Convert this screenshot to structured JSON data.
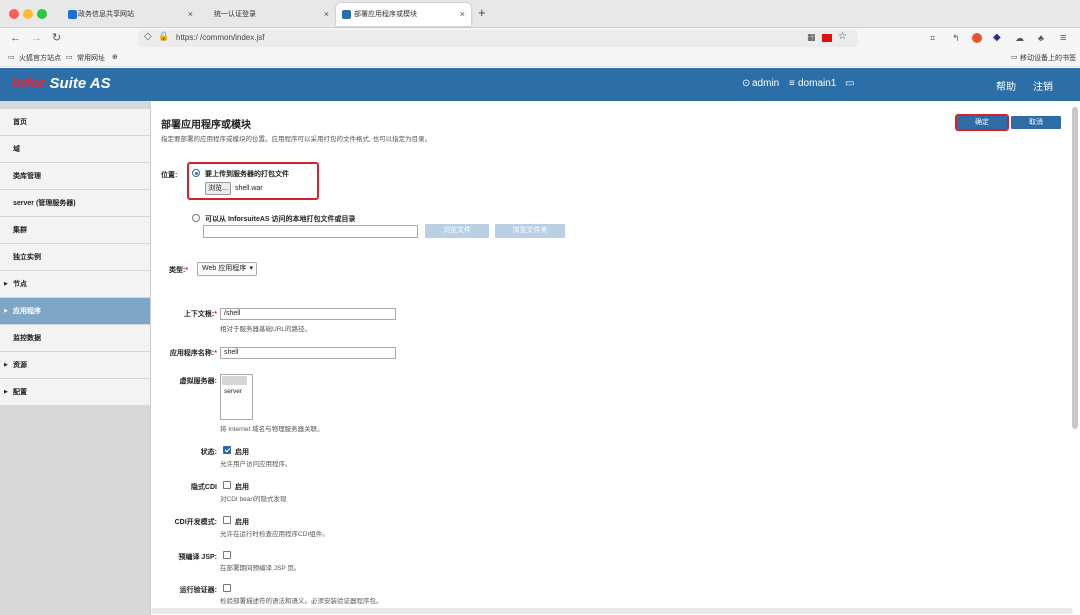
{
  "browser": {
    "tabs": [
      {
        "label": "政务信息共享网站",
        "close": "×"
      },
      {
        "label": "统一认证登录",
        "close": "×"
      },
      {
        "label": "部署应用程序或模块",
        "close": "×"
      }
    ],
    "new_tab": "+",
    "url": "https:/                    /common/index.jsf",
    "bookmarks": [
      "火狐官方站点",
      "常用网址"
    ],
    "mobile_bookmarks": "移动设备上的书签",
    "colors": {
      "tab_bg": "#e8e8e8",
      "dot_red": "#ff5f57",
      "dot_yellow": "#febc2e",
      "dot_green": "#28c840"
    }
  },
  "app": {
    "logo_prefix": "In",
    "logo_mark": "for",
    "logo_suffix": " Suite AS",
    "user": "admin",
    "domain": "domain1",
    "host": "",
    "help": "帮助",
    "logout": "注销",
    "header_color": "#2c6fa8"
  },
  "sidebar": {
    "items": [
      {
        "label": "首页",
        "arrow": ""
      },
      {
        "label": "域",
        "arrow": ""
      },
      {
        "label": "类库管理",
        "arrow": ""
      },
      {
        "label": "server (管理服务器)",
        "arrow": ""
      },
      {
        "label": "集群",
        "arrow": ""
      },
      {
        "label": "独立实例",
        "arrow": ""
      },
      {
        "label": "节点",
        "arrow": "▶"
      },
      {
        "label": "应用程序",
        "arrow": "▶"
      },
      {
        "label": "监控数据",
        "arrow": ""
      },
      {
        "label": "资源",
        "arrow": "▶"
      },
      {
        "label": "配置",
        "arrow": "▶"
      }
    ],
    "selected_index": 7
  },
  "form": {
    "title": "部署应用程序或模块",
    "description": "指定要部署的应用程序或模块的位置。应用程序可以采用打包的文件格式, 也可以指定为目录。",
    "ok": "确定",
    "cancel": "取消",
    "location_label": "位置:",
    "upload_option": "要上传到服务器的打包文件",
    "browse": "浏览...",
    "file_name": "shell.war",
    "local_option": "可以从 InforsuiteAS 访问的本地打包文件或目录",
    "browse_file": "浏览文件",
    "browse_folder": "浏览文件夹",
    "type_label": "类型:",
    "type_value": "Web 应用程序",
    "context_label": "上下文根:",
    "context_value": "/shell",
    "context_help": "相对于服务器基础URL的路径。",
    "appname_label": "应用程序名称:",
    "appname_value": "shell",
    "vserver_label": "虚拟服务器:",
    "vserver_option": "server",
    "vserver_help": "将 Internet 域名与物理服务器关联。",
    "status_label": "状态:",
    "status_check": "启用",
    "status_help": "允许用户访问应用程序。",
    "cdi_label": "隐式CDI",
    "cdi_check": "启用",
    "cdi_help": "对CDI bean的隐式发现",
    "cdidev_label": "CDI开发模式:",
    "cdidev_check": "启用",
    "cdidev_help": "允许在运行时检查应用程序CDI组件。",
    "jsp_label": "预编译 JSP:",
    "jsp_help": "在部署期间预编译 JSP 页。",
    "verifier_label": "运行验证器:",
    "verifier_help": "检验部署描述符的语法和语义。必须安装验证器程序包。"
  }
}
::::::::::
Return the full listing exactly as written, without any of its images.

Convert this screenshot to structured JSON data.
{
  "browser": {
    "tabs": [
      {
        "label": "政务信息共享网站",
        "close": "×"
      },
      {
        "label": "统一认证登录",
        "close": "×"
      },
      {
        "label": "部署应用程序或模块",
        "close": "×"
      }
    ],
    "new_tab": "+",
    "url": "https:/                    /common/index.jsf",
    "bookmarks": [
      "火狐官方站点",
      "常用网址"
    ],
    "mobile_bookmarks": "移动设备上的书签",
    "colors": {
      "tab_bg": "#e8e8e8",
      "dot_red": "#ff5f57",
      "dot_yellow": "#febc2e",
      "dot_green": "#28c840"
    }
  },
  "app": {
    "logo_prefix": "In",
    "logo_mark": "for",
    "logo_suffix": " Suite AS",
    "user": "admin",
    "domain": "domain1",
    "host": "",
    "help": "帮助",
    "logout": "注销",
    "header_color": "#2c6fa8"
  },
  "sidebar": {
    "items": [
      {
        "label": "首页",
        "arrow": ""
      },
      {
        "label": "域",
        "arrow": ""
      },
      {
        "label": "类库管理",
        "arrow": ""
      },
      {
        "label": "server (管理服务器)",
        "arrow": ""
      },
      {
        "label": "集群",
        "arrow": ""
      },
      {
        "label": "独立实例",
        "arrow": ""
      },
      {
        "label": "节点",
        "arrow": "▶"
      },
      {
        "label": "应用程序",
        "arrow": "▶"
      },
      {
        "label": "监控数据",
        "arrow": ""
      },
      {
        "label": "资源",
        "arrow": "▶"
      },
      {
        "label": "配置",
        "arrow": "▶"
      }
    ],
    "selected_index": 7
  },
  "form": {
    "title": "部署应用程序或模块",
    "description": "指定要部署的应用程序或模块的位置。应用程序可以采用打包的文件格式, 也可以指定为目录。",
    "ok": "确定",
    "cancel": "取消",
    "location_label": "位置:",
    "upload_option": "要上传到服务器的打包文件",
    "browse": "浏览...",
    "file_name": "shell.war",
    "local_option": "可以从 InforsuiteAS 访问的本地打包文件或目录",
    "browse_file": "浏览文件",
    "browse_folder": "浏览文件夹",
    "type_label": "类型:",
    "type_value": "Web 应用程序",
    "context_label": "上下文根:",
    "context_value": "/shell",
    "context_help": "相对于服务器基础URL的路径。",
    "appname_label": "应用程序名称:",
    "appname_value": "shell",
    "vserver_label": "虚拟服务器:",
    "vserver_option": "server",
    "vserver_help": "将 Internet 域名与物理服务器关联。",
    "status_label": "状态:",
    "status_check": "启用",
    "status_help": "允许用户访问应用程序。",
    "cdi_label": "隐式CDI",
    "cdi_check": "启用",
    "cdi_help": "对CDI bean的隐式发现",
    "cdidev_label": "CDI开发模式:",
    "cdidev_check": "启用",
    "cdidev_help": "允许在运行时检查应用程序CDI组件。",
    "jsp_label": "预编译 JSP:",
    "jsp_help": "在部署期间预编译 JSP 页。",
    "verifier_label": "运行验证器:",
    "verifier_help": "检验部署描述符的语法和语义。必须安装验证器程序包。"
  }
}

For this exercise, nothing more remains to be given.